2) Run your map frequently
Another issue I ran into while making my map was not playing on it enough. By running your map in game, you are able to see from the player's view just how broken some things are. Maybe it's an engineer building spot that is impossible to push, maybe it's a sniper sightline that peaks from one spawn to the other; whatever it is, you need to look out for these things. I waited until I had finished Blue spawn to B point to play test, and I realized just how cramped it felt. If I had to say how often, I'd say at least once for each day you work on your map.

3) Draw out your map
This is more just what I do when making a map, but I like to draw it out on paper first incase I forget the layout. This also allows you to work out your map outside of hammer, so you can see things such as sniper sight lines and layout design that may or may not be as visible in the hammer editor. Plus, if you make a mistake, you can just erase it (unless you are drawing in pen for some reason) instead of having to completely redraw the brush from scratch in the editor's 3D environment. This may effect your scaling a little, but if you used the last step, you shouldn't have to worry about scaling as much.

These are just 3 of my personal tips for making a map in general; if you don't agree with them, then...well...alright. I mean, you don't exactly have to follow my advice to the tee, but this is just me trying to help a little.
 

Twist.vmf

L420: High Member
Jul 29, 2016
439
208
a map will take as long as you want it to, i have been working on maps for years, or a few weeks. it honestly depends on the person, hell you could work on a map your hole life if you want.
 

Billo

aa
Feb 8, 2016
921
404
i advise you to make a payload map only for testing purposes and see how it goes. when you think you learnt how to develop this map either continue working on it if you like it or start a new map with your current ideas. i made 3 payload maps so far and still i am learning a lot such as how to improve each point , what to change , i am still redoing my map's last for the hmmmm 4th time ( on the newest version of cliffedge i mean )
anyway i hope i helped you and good luck with your map ;)
 

massacre master

L2: Junior Member
Feb 2, 2018
88
20
so if working one point at a time isn't efficient, what should I do? Designing the whole map at once seems overwhelming.
 

Crash

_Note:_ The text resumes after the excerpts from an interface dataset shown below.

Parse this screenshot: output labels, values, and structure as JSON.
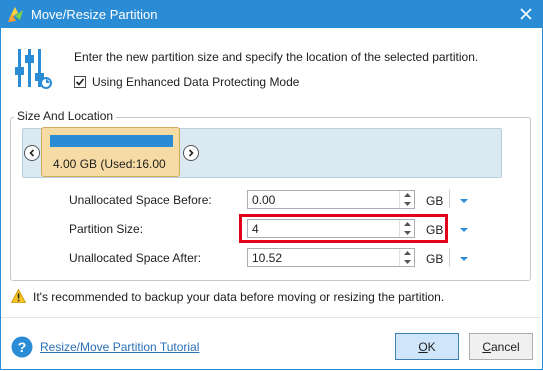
{
  "window": {
    "title": "Move/Resize Partition",
    "accent_color": "#2b8cd6",
    "app_icon": "partition-wizard-icon",
    "close_icon": "close-icon"
  },
  "header": {
    "icon": "sliders-icon",
    "description": "Enter the new partition size and specify the location of the selected partition.",
    "checkbox_label": "Using Enhanced Data Protecting Mode",
    "checkbox_checked": true
  },
  "size_location": {
    "legend": "Size And Location",
    "partition_label": "4.00 GB (Used:16.00",
    "left_arrow_icon": "chevron-left-icon",
    "right_arrow_icon": "chevron-right-icon"
  },
  "fields": {
    "unallocated_before": {
      "label": "Unallocated Space Before:",
      "value": "0.00",
      "unit": "GB"
    },
    "partition_size": {
      "label": "Partition Size:",
      "value": "4",
      "unit": "GB",
      "highlighted": true,
      "highlight_color": "#e3001b"
    },
    "unallocated_after": {
      "label": "Unallocated Space After:",
      "value": "10.52",
      "unit": "GB"
    }
  },
  "warning": {
    "icon": "warning-icon",
    "text": "It's recommended to backup your data before moving or resizing the partition."
  },
  "footer": {
    "help_icon": "help-icon",
    "tutorial_link": "Resize/Move Partition Tutorial",
    "ok_label": "OK",
    "ok_underline": "O",
    "ok_rest": "K",
    "cancel_label": "Cancel",
    "cancel_underline": "C",
    "cancel_rest": "ancel"
  }
}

func_nerd
aa
Mar 1, 2010
3,335
5,511
An upward styled payload map is one of the largest types of maps you can make. They require a pretty long development cycle usually, especially if you aren't experienced. If this is your first map, I'd personally recommend starting smaller with koth or 2cp like gorge.

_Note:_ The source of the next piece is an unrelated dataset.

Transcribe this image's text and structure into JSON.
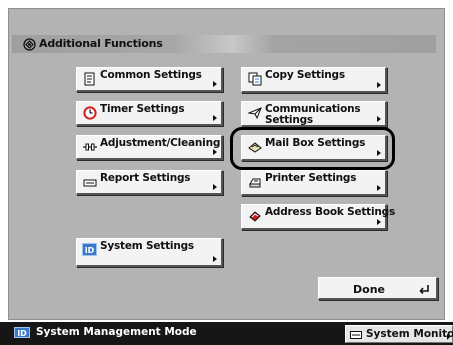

It's very easy to get a map development cycle into a year range if you are doing a lot of iterations to make sure everything is perfect. Maps can take a long time to finish off.
 

Crash

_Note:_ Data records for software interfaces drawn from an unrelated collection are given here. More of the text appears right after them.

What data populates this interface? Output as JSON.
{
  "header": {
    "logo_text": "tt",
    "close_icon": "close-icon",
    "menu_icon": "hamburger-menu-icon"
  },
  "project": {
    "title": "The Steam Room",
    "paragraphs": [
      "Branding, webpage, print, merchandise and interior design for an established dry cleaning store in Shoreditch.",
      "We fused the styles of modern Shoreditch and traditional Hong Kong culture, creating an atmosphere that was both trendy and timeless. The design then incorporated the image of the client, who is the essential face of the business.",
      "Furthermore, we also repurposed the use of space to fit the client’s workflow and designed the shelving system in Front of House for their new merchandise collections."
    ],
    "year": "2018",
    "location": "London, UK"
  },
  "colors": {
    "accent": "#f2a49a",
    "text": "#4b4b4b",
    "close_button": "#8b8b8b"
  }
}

func_nerd
aa
Mar 1, 2010
3,335
5,511
Shoreleave was a special case because of a medical issue a team member had, and because I took my time to make sure I launched with Frontline as an alpha map (so it wasn't too far ahead in development as everyone else was just getting the assets), but I started planning and organizing for it around December 2015, brush work was probably started January 2016 we launched RC1 December 2017.
 

HQDefault

...what
aa
Aug 6, 2014
1,056
535
The biggest time saver for me is honestly to just work on it. Even though I greatly enjoy mapping, I can at times be a real bad procrastinator and will just... not work on it. This wasn't a TF2 map, but my Black Mesa map Emergency 17 wound up taking a year and a half to develop it mostly because of procrastination, when it really should've taken 2-3 months tops.

Beyond that, my only other advice is to make an A1 that you feel is good enough. Don't spend a bunch of time perfecting your A1, it will start out bad without any playtesting, but put some real thought into how everything goes together. Spending a couple hours doing some research on TF2's design theory can save you a couple days (or potentially weeks) of reworking a shoddy alpha. Especially for new mappers!